*ACTION ITEM*
Keep every word the same. Repeat the records without their images.
** Opening THE DATA block **
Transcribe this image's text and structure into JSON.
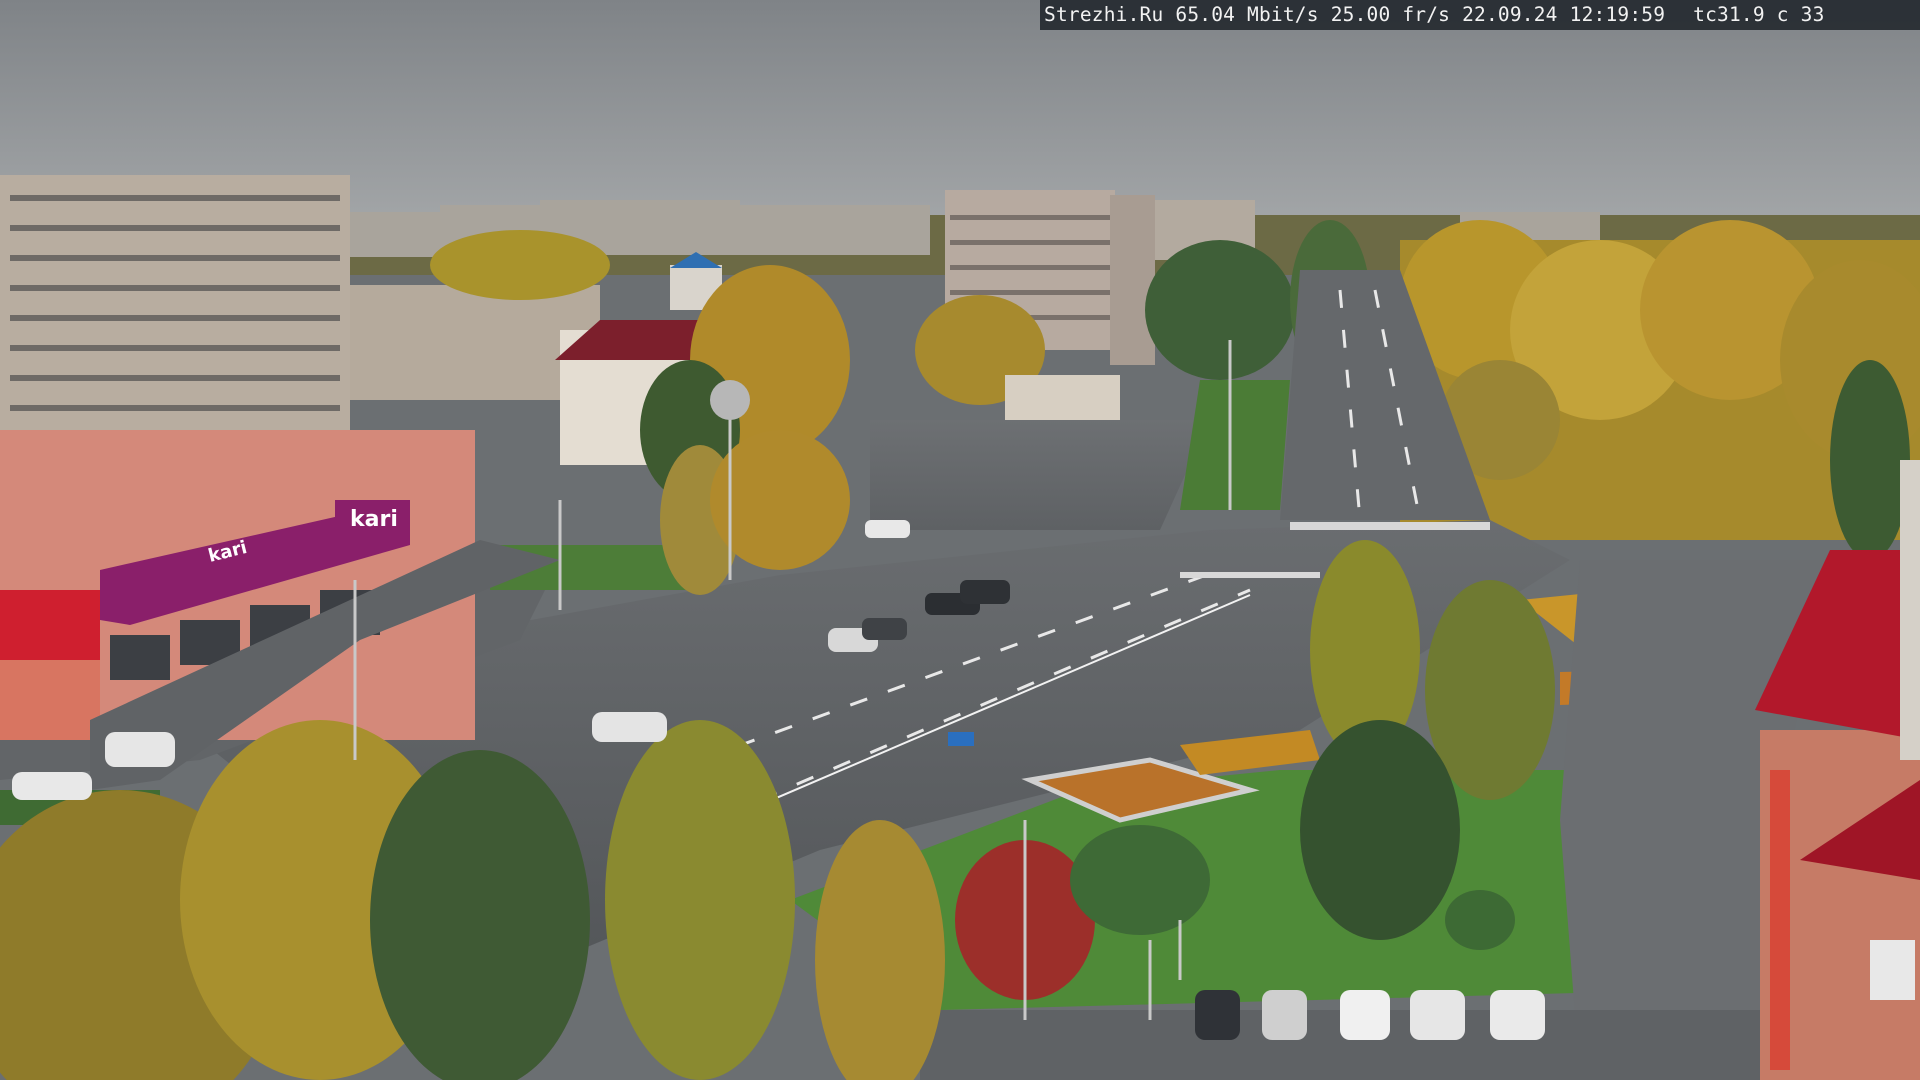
{
  "overlay": {
    "site": "Strezhi.Ru",
    "bitrate": "65.04 Mbit/s",
    "framerate": "25.00 fr/s",
    "date": "22.09.24",
    "time": "12:19:59",
    "tc": "tc31.9",
    "c": "c 33"
  },
  "signs": {
    "store_main": "kari",
    "store_banner": "kari"
  },
  "colors": {
    "sky": "#8e9296",
    "road": "#5b5f62",
    "grass": "#4c8a3a",
    "tree_autumn": "#c49a2a",
    "store_brand": "#8a1f6a",
    "roof_red": "#b2182b"
  }
}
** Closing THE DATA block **
*ANSWER SPACE*
Transcribe this image's text and structure into JSON.
{
  "overlay": {
    "site": "Strezhi.Ru",
    "bitrate": "65.04 Mbit/s",
    "framerate": "25.00 fr/s",
    "date": "22.09.24",
    "time": "12:19:59",
    "tc": "tc31.9",
    "c": "c 33"
  },
  "signs": {
    "store_main": "kari",
    "store_banner": "kari"
  },
  "colors": {
    "sky": "#8e9296",
    "road": "#5b5f62",
    "grass": "#4c8a3a",
    "tree_autumn": "#c49a2a",
    "store_brand": "#8a1f6a",
    "roof_red": "#b2182b"
  }
}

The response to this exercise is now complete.